- Also referred to as biomethane or upgraded biogas, RNG is a sustainable alternative to conventional natural gas as it’s created using a variety of feedstocks including landfills, animal manure, food scraps, and wastewater sludge.
- When procuring RNG, organizations should understand the source of the feedstock and the carbon intensity of the gas being purchased. The carbon intensity levels can differ depending on the feedstock used.
- According to the World Resources Institute, landfill RNG has an average carbon intensity of approximately 50 g CO2e/MJ, and RNG produced using animal manure has an average carbon intensity of approximately -310 g CO2e/MJ. In comparison, liquified natural gas (LNG) has an approximate carbon intensity of 84 g CO2e/MJ.
- Greenhouse gas emissions-related benefits associated with RNG production and use primarily stem from:
- Avoiding greenhouse gas emissions that would otherwise occur under typical waste management practices (e.g., methane emissions from uncovered manure in uncovered lagoons)
- Displacing fossil fuel use
- There is a high demand for RNG, and as such sources can be difficult to find and may require a long-term purchase agreement directly with a producer.
- Availability is increasing as the market matures and it is becoming easier to procure.
Other approaches to consider include the adoption of renewable energy sources such as solar and wind power, which offer clean and abundant alternatives to natural gas for electricity generation. Organizations are also exploring the potential of biofuels and hydrogen as greener substitutes in specific applications where natural gas is traditionally used.

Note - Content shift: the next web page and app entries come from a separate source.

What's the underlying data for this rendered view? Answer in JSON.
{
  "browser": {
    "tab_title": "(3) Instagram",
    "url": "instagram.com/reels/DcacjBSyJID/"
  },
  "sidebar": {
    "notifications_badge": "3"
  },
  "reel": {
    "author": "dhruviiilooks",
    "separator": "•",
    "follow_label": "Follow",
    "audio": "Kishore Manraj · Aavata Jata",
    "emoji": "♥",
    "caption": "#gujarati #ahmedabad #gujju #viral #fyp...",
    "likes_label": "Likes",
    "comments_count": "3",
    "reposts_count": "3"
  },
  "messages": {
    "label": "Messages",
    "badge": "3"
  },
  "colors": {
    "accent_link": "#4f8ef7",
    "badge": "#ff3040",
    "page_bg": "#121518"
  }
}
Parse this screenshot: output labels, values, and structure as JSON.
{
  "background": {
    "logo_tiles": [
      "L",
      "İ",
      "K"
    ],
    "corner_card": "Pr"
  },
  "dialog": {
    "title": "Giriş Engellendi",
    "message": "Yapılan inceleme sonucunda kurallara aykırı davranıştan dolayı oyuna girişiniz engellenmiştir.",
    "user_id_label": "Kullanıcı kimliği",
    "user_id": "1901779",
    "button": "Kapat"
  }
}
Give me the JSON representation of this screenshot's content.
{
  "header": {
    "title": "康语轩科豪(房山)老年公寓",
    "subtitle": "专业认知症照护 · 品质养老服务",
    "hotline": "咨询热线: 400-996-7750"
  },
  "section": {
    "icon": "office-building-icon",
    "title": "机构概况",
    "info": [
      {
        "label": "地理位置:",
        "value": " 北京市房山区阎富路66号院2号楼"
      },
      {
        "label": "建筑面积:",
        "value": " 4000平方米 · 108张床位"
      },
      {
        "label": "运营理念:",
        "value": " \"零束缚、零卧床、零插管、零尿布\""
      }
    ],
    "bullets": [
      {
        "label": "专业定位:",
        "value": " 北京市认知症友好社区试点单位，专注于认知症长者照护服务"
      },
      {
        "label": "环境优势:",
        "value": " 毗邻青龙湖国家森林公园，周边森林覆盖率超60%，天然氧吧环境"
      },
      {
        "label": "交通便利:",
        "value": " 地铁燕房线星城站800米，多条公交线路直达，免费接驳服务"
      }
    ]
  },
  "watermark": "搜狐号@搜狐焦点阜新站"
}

Coupled with robust energy management strategies, these sustainable solutions not only help reduce greenhouse gas emissions but also contribute to long-term cost savings, resilience, and a more sustainable future for organizations and the planet as a whole.